|How fast to pedal during
the bike leg is a contentious a topic like what seat tube angle your
bike should have, or whether to go with a disc or spokes. Each rider
has an optimal cadence based on both style and physiology, and this
is OK. Your natural cadence can be changed with repetition in training,
but I don't see much benefit for triathletes unless your original
style is way out of range. Ultimately the choice should be based on
what makes you go fast, while still leaving you with sufficient energy
and speed for the run that follows.
My recommendation for finding your optimal cadence is simple; count
your stride rate during a run and match it on the bike. For
most athletes this is 85 to 93 strides/ pedal strokes per minute,
but there are a few exceptions. I've trained with one of the all
time top athletes for OD to 1/2 IM distances and he stays at 80-85rpm
on the flats, and it matches his slow run (and swim) turnover.
Many athletes who follow bike racing know a certain 7x Tour du
France winner pedals(ed) very, very, fast, especially during his
time trial efforts. Keep in mind that he was the only pro that pedaled
this fast, and if you rode 600-mile weeks for months you too could
train your body to do something unique.
Also, consider an athlete's background when you see them excel
at a discipline or use a certain distinctive style. As a young bike
racer in my late teens all of my races were done with a mandatory
gear restriction that forced me to learn to pedal fast. But, as
an adult this is not as easy for your physiology to learn. I don't
expect to swim head-to-head with athletes who got in the pool at
age 7 when I started at 39.
The good news is that athletes who start a new sport later attack
it with energy someone who's been doing it for decades can't match.
Older athletes also approach a new discipline with control while
younger athletes excel because they're impervious to injury (some),
and fearless (maybe).
Cadence should vary by terrain. Staying within the 85 to 93 revolutions
per minute range applies to a flat road with no wind, but on climbs
and into a headwind pedaling more slowly is natural. When you need
more power on a climb 75rpm works well, while for a steep stand-up
climb you might go as low as 65 for a short stretch. I've kept a
high cadence on climbs and it just wore me out with no speed or
The same slower cadence applies to headwinds, but here it should
be higher than climbs, usually about 80rpm works well.
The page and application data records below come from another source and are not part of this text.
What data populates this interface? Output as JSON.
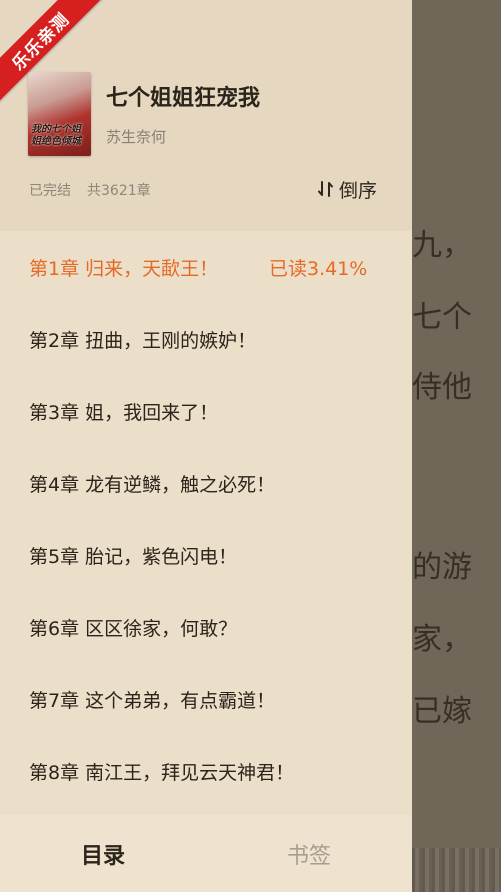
{
  "reader": {
    "lines": [
      "九，",
      "七个",
      "侍他",
      "",
      "的游",
      "家，",
      "已嫁"
    ]
  },
  "book": {
    "title": "七个姐姐狂宠我",
    "author": "苏生奈何",
    "cover_text": "我的七个姐姐绝色倾城",
    "status": "已完结",
    "chapter_count": "共3621章",
    "sort_label": "倒序",
    "sort_icon": "sort-arrows-icon"
  },
  "chapters": [
    {
      "title": "第1章  归来，天歃王！",
      "progress": "已读3.41%"
    },
    {
      "title": "第2章 扭曲，王刚的嫉妒！"
    },
    {
      "title": "第3章 姐，我回来了！"
    },
    {
      "title": "第4章 龙有逆鳞，触之必死！"
    },
    {
      "title": "第5章 胎记，紫色闪电！"
    },
    {
      "title": "第6章 区区徐家，何敢？"
    },
    {
      "title": "第7章 这个弟弟，有点霸道！"
    },
    {
      "title": "第8章 南江王，拜见云天神君！"
    }
  ],
  "tabs": {
    "catalog": "目录",
    "bookmarks": "书签"
  },
  "ribbon": "乐乐亲测",
  "colors": {
    "accent": "#e66a24",
    "drawer_bg": "#ebdfca",
    "ribbon": "#d62020"
  }
}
Pedaling
faster on downhills can help you maintain momentum and is inevitable
when you're running out of gear.
In training I'll intentionally over-gear or under-gear at times
so I can deal with whatever comes my way on race days. On race day
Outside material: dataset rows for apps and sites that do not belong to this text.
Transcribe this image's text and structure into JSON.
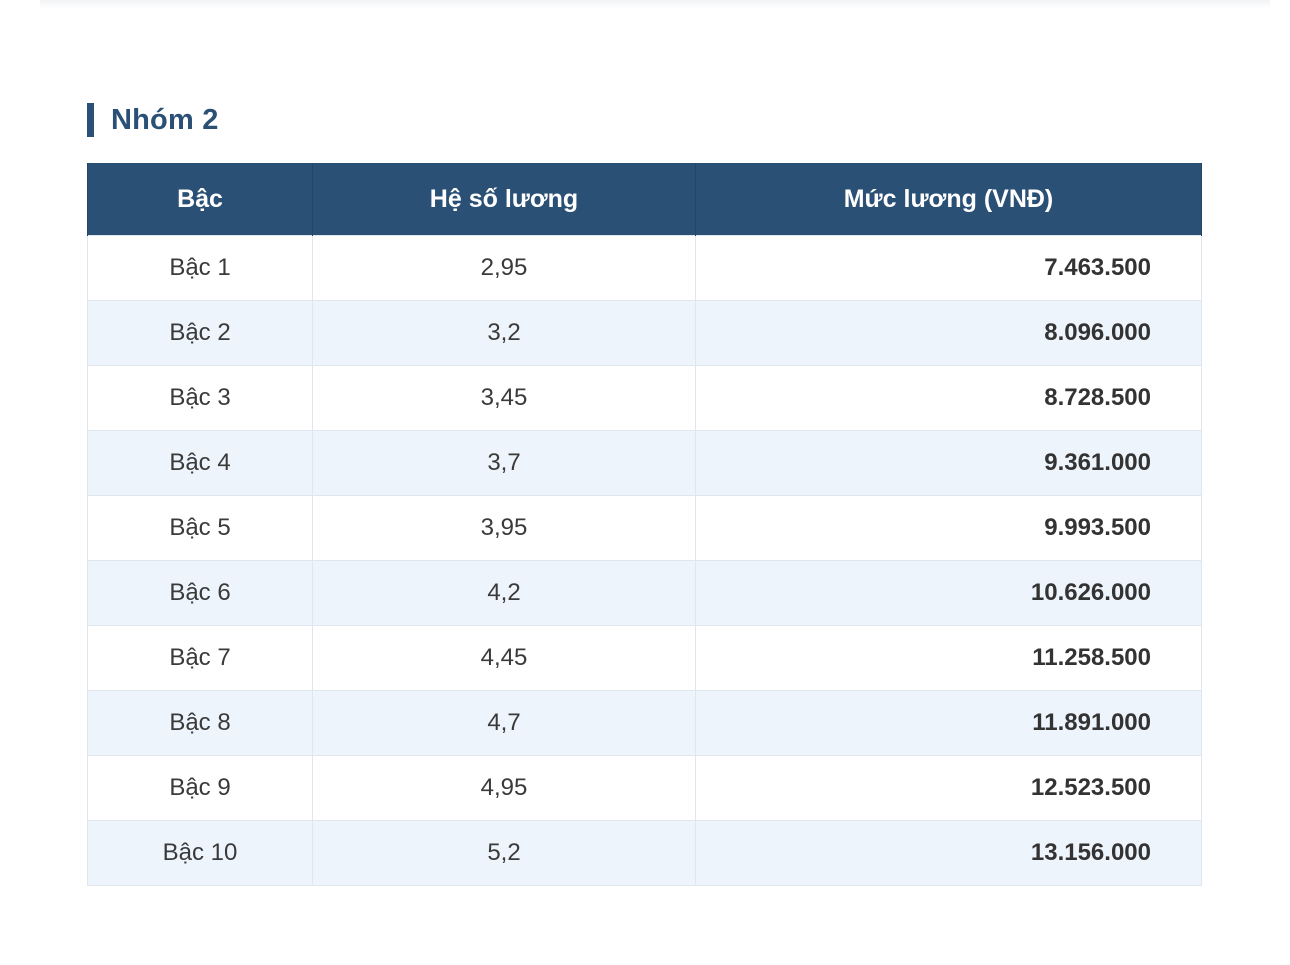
{
  "section": {
    "title": "Nhóm 2"
  },
  "table": {
    "headers": [
      "Bậc",
      "Hệ số lương",
      "Mức lương (VNĐ)"
    ],
    "rows": [
      {
        "level": "Bậc 1",
        "coefficient": "2,95",
        "salary": "7.463.500"
      },
      {
        "level": "Bậc 2",
        "coefficient": "3,2",
        "salary": "8.096.000"
      },
      {
        "level": "Bậc 3",
        "coefficient": "3,45",
        "salary": "8.728.500"
      },
      {
        "level": "Bậc 4",
        "coefficient": "3,7",
        "salary": "9.361.000"
      },
      {
        "level": "Bậc 5",
        "coefficient": "3,95",
        "salary": "9.993.500"
      },
      {
        "level": "Bậc 6",
        "coefficient": "4,2",
        "salary": "10.626.000"
      },
      {
        "level": "Bậc 7",
        "coefficient": "4,45",
        "salary": "11.258.500"
      },
      {
        "level": "Bậc 8",
        "coefficient": "4,7",
        "salary": "11.891.000"
      },
      {
        "level": "Bậc 9",
        "coefficient": "4,95",
        "salary": "12.523.500"
      },
      {
        "level": "Bậc 10",
        "coefficient": "5,2",
        "salary": "13.156.000"
      }
    ]
  },
  "colors": {
    "accent": "#2b5076",
    "row_alt": "#eef4fb",
    "border": "#dfe6ee"
  }
}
I always choose the gear that gives me optimal cadence for a particular
stretch of road.